The momentum appears to be slowing, but as of today, just over 7,000 people have signed a petition urging Montgomery County Public Schools to start high school later in the morning.
The issue continues to draw support from those who believe that the 7:25 a.m. start time for Montgomery County public high schools is too early and detrimental to the health, safety and academic performance of students.
With all that support, parents in favor of a change may be disheartened to learn that the principals of two of MCPS’s top performing high schools don’t believe it’s a feasible idea.
In fact, Walt Whitman High School Principal Alan Goodwin is opposed to changing the start time and thinks that moving it later in the morning would cause more problems than it would solve. And though Michael Doran, principal of Rockville’s Thomas S. Wootton High School, would prefer a later start time so that students weren’t so sluggish in early classes, he agrees that it “might solve one problem and start another problem.”
“It’s not like what we’ve got wasn’t working, is not working, and there’s going to be a disaster,” Doran said recently. “If there were real issues with grades and learning, this would come up more often with educators.”
Still, the veteran principal notes that “we make it work, but I also think kids’ health is important.”
While no one disagrees that teens could benefit from more sleep, Goodwin thinks that students are more likely to go bed later if they know they can sleep an extra hour in the morning. And even though teens favor a later start time, “not one has said they’d like a later ending time. They like getting out at 2:10 [p.m.]” to participate in extracurricular activities, he said.
When it comes to changing start times, logistics—especially those related to transportation— trumps other issues, the principals said. Bus scheduling and traffic are major concerns.

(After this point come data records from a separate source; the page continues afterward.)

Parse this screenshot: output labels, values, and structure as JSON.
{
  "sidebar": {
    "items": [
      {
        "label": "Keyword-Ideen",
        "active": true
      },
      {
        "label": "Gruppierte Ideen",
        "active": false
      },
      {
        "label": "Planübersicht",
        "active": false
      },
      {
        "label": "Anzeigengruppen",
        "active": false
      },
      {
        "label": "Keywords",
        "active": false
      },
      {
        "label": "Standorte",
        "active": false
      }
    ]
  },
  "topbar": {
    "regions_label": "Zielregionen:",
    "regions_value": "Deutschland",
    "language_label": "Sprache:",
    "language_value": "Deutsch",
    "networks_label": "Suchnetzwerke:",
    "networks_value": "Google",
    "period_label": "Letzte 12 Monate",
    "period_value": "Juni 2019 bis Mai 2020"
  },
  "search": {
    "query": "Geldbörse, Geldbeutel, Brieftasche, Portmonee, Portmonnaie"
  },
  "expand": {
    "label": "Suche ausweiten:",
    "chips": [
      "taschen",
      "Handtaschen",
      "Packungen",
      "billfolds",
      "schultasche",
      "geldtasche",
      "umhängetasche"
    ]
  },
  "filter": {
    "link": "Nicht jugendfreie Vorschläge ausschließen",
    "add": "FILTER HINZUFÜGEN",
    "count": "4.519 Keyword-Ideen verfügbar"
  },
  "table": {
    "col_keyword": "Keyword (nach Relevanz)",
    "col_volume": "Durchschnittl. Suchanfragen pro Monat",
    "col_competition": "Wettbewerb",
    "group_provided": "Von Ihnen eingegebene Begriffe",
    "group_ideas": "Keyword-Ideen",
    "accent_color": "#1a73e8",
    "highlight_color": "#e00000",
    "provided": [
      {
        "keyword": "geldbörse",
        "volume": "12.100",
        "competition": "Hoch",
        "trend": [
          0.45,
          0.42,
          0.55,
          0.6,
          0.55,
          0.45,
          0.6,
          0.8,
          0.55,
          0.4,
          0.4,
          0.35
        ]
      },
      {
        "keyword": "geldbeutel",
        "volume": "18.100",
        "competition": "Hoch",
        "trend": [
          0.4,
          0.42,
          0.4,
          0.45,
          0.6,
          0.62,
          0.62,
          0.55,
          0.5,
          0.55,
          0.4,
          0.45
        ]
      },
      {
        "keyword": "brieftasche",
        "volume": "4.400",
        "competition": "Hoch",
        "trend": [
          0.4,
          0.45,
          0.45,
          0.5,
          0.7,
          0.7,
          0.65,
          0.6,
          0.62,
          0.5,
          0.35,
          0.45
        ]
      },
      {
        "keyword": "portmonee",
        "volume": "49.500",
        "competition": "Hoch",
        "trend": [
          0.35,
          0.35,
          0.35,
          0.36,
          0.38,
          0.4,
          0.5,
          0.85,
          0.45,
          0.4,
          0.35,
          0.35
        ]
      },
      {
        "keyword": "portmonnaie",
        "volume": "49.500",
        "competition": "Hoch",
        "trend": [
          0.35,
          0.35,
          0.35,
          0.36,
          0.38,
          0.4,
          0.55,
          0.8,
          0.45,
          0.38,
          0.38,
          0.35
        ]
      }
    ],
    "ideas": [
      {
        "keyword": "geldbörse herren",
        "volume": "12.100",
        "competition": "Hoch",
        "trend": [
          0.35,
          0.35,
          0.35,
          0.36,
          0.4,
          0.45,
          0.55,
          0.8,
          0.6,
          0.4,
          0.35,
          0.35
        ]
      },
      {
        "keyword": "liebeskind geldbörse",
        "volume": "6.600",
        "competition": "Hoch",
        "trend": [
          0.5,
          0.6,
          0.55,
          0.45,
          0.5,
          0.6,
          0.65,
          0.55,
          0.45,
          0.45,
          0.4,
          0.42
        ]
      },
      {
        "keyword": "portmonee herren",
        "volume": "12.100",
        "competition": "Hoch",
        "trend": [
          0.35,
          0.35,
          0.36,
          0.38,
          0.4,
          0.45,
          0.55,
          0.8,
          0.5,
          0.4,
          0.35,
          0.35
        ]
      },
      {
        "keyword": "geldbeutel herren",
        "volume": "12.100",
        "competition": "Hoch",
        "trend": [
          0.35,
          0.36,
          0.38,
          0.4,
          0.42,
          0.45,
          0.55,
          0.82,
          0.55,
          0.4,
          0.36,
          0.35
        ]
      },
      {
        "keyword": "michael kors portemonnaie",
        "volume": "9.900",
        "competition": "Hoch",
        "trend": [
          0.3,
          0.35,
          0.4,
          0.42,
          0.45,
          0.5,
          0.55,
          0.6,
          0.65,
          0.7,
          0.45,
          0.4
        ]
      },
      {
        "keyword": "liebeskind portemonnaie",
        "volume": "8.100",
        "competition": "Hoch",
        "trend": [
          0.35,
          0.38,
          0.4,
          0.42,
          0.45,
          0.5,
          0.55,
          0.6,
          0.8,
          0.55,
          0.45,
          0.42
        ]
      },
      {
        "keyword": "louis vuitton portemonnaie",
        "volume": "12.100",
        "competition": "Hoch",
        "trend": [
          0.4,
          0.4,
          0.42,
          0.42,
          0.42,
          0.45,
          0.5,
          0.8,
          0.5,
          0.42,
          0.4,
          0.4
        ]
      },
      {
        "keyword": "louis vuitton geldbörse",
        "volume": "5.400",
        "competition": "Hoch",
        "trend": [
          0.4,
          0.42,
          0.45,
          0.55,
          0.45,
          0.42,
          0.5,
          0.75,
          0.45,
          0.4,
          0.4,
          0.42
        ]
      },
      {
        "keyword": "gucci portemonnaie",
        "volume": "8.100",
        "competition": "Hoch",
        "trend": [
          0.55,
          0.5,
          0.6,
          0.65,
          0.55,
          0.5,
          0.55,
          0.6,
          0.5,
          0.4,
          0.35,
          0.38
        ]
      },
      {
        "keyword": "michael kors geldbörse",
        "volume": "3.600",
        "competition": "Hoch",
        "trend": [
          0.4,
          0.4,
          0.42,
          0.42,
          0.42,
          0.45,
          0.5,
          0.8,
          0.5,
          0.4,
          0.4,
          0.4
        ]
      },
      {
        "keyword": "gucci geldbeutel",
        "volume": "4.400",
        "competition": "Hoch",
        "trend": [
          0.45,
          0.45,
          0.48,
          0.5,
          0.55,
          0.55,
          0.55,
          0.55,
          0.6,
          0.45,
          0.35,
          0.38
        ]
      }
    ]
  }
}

“I don’t think anybody really thinks that being in school at 7 o’clock is the best thing,” Doran said. “The reality is, how do we get these kids in the building?”
If high schools were to start after 8:15 a.m., students would be heading to school well into the morning rush hour, with elementary and middle school students possibly starting out even later. “The traffic in this area becomes more voluminous every 15 minutes,” Goodwin noted, meaning that students would have to leave more time to get to school, resulting in a diminishing “net gain in rest.”
That goes as well for teachers who may live far from their schools and may face longer travel times to get to work. And it isn’t a good idea to switch high school start times with those for elementary schools because it’s not safe to have young children—who may not be accompanied by adults—waiting for buses or walking to school that early, Goodwin said.
If the school day lasts longer, that means buses would be on the road later in the day, potentially running into evening rush hour.
“The bottom line is we can’t transport all the kids at the same time,” Doran said. “It really becomes a lot more complex the more you know. It’s not an easy yes or no.”
Goodwin said he considers the problem of sleepy teens to largely be a parenting issue. It’s important to enforce a bedtime schedule and not let students sleep too long on weekends because that messes up their cycles for the next week, he said.
“Every year this [issue] comes up with the incoming ninth-grade parents,” he said. “I understand. I had two teenage boys. It was a challenge to get them up.”